*Required work*
The only acceptable output is every entry, printed exactly.

*Working data*
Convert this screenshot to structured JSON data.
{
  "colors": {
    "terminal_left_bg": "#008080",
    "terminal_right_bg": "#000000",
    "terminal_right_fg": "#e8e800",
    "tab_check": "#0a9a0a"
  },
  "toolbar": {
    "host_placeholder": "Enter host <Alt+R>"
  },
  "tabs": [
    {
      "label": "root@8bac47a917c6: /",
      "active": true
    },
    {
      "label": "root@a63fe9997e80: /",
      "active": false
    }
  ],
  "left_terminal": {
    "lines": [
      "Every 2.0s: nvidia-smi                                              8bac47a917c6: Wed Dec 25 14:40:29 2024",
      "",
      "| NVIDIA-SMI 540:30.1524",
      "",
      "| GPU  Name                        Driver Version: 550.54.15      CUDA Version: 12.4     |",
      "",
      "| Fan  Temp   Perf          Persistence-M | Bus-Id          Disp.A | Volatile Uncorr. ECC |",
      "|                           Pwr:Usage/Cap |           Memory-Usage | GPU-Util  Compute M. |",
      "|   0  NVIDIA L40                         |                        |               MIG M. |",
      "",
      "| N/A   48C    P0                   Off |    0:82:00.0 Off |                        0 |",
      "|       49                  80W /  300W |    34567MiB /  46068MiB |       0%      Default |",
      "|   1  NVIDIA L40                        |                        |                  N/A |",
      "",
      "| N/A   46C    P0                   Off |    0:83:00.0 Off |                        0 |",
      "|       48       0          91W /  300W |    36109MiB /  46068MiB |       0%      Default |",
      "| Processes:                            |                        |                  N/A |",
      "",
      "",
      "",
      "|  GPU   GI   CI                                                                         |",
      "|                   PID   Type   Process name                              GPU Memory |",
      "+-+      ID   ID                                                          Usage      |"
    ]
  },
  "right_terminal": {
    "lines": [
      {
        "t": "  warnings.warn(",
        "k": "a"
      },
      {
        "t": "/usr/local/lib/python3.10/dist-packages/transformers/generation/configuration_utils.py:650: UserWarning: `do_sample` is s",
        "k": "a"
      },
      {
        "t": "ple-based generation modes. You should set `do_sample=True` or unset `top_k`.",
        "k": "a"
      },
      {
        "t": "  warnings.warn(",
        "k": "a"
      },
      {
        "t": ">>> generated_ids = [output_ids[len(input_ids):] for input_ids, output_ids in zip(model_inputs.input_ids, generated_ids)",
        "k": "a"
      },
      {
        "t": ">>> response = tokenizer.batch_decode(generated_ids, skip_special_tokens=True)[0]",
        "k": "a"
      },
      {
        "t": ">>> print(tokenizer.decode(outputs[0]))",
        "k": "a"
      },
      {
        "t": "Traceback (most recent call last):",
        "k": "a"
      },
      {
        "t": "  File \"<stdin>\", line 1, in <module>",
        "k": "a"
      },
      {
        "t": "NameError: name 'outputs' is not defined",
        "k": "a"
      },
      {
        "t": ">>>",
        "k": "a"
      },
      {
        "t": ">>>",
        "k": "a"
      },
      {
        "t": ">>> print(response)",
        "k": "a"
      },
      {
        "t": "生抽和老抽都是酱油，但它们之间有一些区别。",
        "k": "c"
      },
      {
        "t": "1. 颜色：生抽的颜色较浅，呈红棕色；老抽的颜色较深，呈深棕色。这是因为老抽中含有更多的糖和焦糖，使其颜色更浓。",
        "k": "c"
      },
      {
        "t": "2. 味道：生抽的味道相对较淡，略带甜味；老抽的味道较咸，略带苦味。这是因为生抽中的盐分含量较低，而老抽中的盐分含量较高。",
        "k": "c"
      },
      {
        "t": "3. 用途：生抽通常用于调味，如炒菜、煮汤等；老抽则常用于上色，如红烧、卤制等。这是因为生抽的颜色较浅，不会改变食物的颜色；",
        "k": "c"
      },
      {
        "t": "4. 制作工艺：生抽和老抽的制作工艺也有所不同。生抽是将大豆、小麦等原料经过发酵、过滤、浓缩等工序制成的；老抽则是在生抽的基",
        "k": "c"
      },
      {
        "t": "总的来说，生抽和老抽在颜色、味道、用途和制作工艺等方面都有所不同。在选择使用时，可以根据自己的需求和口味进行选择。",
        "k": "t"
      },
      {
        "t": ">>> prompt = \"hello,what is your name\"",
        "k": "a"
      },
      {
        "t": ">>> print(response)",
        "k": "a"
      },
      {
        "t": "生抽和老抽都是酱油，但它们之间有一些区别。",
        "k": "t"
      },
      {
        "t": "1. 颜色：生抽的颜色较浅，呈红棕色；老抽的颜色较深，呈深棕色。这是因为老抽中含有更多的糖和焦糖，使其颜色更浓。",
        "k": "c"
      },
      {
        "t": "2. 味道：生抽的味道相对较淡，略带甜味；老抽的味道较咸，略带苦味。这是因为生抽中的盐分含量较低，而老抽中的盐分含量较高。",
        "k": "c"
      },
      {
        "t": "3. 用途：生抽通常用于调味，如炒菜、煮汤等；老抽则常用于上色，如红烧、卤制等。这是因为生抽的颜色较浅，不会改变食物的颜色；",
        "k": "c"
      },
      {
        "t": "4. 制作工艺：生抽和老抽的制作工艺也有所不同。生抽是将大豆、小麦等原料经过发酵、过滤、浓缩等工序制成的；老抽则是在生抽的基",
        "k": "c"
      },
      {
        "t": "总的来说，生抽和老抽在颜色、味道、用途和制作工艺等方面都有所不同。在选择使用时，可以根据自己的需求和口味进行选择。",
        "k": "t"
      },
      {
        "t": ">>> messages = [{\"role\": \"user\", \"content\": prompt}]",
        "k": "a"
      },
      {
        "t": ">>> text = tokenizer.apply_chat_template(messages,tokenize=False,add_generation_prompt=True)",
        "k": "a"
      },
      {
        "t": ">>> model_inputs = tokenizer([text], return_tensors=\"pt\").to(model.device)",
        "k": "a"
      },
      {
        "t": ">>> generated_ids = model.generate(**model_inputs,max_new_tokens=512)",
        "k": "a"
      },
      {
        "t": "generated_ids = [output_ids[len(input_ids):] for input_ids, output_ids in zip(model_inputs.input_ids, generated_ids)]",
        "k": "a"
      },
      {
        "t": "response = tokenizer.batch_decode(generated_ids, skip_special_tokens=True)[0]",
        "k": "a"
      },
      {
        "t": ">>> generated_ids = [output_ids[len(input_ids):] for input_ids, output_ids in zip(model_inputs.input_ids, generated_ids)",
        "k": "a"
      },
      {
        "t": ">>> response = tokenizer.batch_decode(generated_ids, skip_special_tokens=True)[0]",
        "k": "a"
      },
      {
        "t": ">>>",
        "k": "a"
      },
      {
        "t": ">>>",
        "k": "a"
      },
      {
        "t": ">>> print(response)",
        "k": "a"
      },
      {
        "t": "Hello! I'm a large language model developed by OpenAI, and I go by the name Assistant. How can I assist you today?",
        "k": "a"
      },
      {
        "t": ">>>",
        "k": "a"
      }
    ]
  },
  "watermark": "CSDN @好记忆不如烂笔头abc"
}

*Answer for this exercise*
Convert this screenshot to structured JSON data.
{
  "colors": {
    "terminal_left_bg": "#008080",
    "terminal_right_bg": "#000000",
    "terminal_right_fg": "#e8e800",
    "tab_check": "#0a9a0a"
  },
  "toolbar": {
    "host_placeholder": "Enter host <Alt+R>"
  },
  "tabs": [
    {
      "label": "root@8bac47a917c6: /",
      "active": true
    },
    {
      "label": "root@a63fe9997e80: /",
      "active": false
    }
  ],
  "left_terminal": {
    "lines": [
      "Every 2.0s: nvidia-smi                                              8bac47a917c6: Wed Dec 25 14:40:29 2024",
      "",
      "| NVIDIA-SMI 540:30.1524",
      "",
      "| GPU  Name                        Driver Version: 550.54.15      CUDA Version: 12.4     |",
      "",
      "| Fan  Temp   Perf          Persistence-M | Bus-Id          Disp.A | Volatile Uncorr. ECC |",
      "|                           Pwr:Usage/Cap |           Memory-Usage | GPU-Util  Compute M. |",
      "|   0  NVIDIA L40                         |                        |               MIG M. |",
      "",
      "| N/A   48C    P0                   Off |    0:82:00.0 Off |                        0 |",
      "|       49                  80W /  300W |    34567MiB /  46068MiB |       0%      Default |",
      "|   1  NVIDIA L40                        |                        |                  N/A |",
      "",
      "| N/A   46C    P0                   Off |    0:83:00.0 Off |                        0 |",
      "|       48       0          91W /  300W |    36109MiB /  46068MiB |       0%      Default |",
      "| Processes:                            |                        |                  N/A |",
      "",
      "",
      "",
      "|  GPU   GI   CI                                                                         |",
      "|                   PID   Type   Process name                              GPU Memory |",
      "+-+      ID   ID                                                          Usage      |"
    ]
  },
  "right_terminal": {
    "lines": [
      {
        "t": "  warnings.warn(",
        "k": "a"
      },
      {
        "t": "/usr/local/lib/python3.10/dist-packages/transformers/generation/configuration_utils.py:650: UserWarning: `do_sample` is s",
        "k": "a"
      },
      {
        "t": "ple-based generation modes. You should set `do_sample=True` or unset `top_k`.",
        "k": "a"
      },
      {
        "t": "  warnings.warn(",
        "k": "a"
      },
      {
        "t": ">>> generated_ids = [output_ids[len(input_ids):] for input_ids, output_ids in zip(model_inputs.input_ids, generated_ids)",
        "k": "a"
      },
      {
        "t": ">>> response = tokenizer.batch_decode(generated_ids, skip_special_tokens=True)[0]",
        "k": "a"
      },
      {
        "t": ">>> print(tokenizer.decode(outputs[0]))",
        "k": "a"
      },
      {
        "t": "Traceback (most recent call last):",
        "k": "a"
      },
      {
        "t": "  File \"<stdin>\", line 1, in <module>",
        "k": "a"
      },
      {
        "t": "NameError: name 'outputs' is not defined",
        "k": "a"
      },
      {
        "t": ">>>",
        "k": "a"
      },
      {
        "t": ">>>",
        "k": "a"
      },
      {
        "t": ">>> print(response)",
        "k": "a"
      },
      {
        "t": "生抽和老抽都是酱油，但它们之间有一些区别。",
        "k": "c"
      },
      {
        "t": "1. 颜色：生抽的颜色较浅，呈红棕色；老抽的颜色较深，呈深棕色。这是因为老抽中含有更多的糖和焦糖，使其颜色更浓。",
        "k": "c"
      },
      {
        "t": "2. 味道：生抽的味道相对较淡，略带甜味；老抽的味道较咸，略带苦味。这是因为生抽中的盐分含量较低，而老抽中的盐分含量较高。",
        "k": "c"
      },
      {
        "t": "3. 用途：生抽通常用于调味，如炒菜、煮汤等；老抽则常用于上色，如红烧、卤制等。这是因为生抽的颜色较浅，不会改变食物的颜色；",
        "k": "c"
      },
      {
        "t": "4. 制作工艺：生抽和老抽的制作工艺也有所不同。生抽是将大豆、小麦等原料经过发酵、过滤、浓缩等工序制成的；老抽则是在生抽的基",
        "k": "c"
      },
      {
        "t": "总的来说，生抽和老抽在颜色、味道、用途和制作工艺等方面都有所不同。在选择使用时，可以根据自己的需求和口味进行选择。",
        "k": "t"
      },
      {
        "t": ">>> prompt = \"hello,what is your name\"",
        "k": "a"
      },
      {
        "t": ">>> print(response)",
        "k": "a"
      },
      {
        "t": "生抽和老抽都是酱油，但它们之间有一些区别。",
        "k": "t"
      },
      {
        "t": "1. 颜色：生抽的颜色较浅，呈红棕色；老抽的颜色较深，呈深棕色。这是因为老抽中含有更多的糖和焦糖，使其颜色更浓。",
        "k": "c"
      },
      {
        "t": "2. 味道：生抽的味道相对较淡，略带甜味；老抽的味道较咸，略带苦味。这是因为生抽中的盐分含量较低，而老抽中的盐分含量较高。",
        "k": "c"
      },
      {
        "t": "3. 用途：生抽通常用于调味，如炒菜、煮汤等；老抽则常用于上色，如红烧、卤制等。这是因为生抽的颜色较浅，不会改变食物的颜色；",
        "k": "c"
      },
      {
        "t": "4. 制作工艺：生抽和老抽的制作工艺也有所不同。生抽是将大豆、小麦等原料经过发酵、过滤、浓缩等工序制成的；老抽则是在生抽的基",
        "k": "c"
      },
      {
        "t": "总的来说，生抽和老抽在颜色、味道、用途和制作工艺等方面都有所不同。在选择使用时，可以根据自己的需求和口味进行选择。",
        "k": "t"
      },
      {
        "t": ">>> messages = [{\"role\": \"user\", \"content\": prompt}]",
        "k": "a"
      },
      {
        "t": ">>> text = tokenizer.apply_chat_template(messages,tokenize=False,add_generation_prompt=True)",
        "k": "a"
      },
      {
        "t": ">>> model_inputs = tokenizer([text], return_tensors=\"pt\").to(model.device)",
        "k": "a"
      },
      {
        "t": ">>> generated_ids = model.generate(**model_inputs,max_new_tokens=512)",
        "k": "a"
      },
      {
        "t": "generated_ids = [output_ids[len(input_ids):] for input_ids, output_ids in zip(model_inputs.input_ids, generated_ids)]",
        "k": "a"
      },
      {
        "t": "response = tokenizer.batch_decode(generated_ids, skip_special_tokens=True)[0]",
        "k": "a"
      },
      {
        "t": ">>> generated_ids = [output_ids[len(input_ids):] for input_ids, output_ids in zip(model_inputs.input_ids, generated_ids)",
        "k": "a"
      },
      {
        "t": ">>> response = tokenizer.batch_decode(generated_ids, skip_special_tokens=True)[0]",
        "k": "a"
      },
      {
        "t": ">>>",
        "k": "a"
      },
      {
        "t": ">>>",
        "k": "a"
      },
      {
        "t": ">>> print(response)",
        "k": "a"
      },
      {
        "t": "Hello! I'm a large language model developed by OpenAI, and I go by the name Assistant. How can I assist you today?",
        "k": "a"
      },
      {
        "t": ">>>",
        "k": "a"
      }
    ]
  },
  "watermark": "CSDN @好记忆不如烂笔头abc"
}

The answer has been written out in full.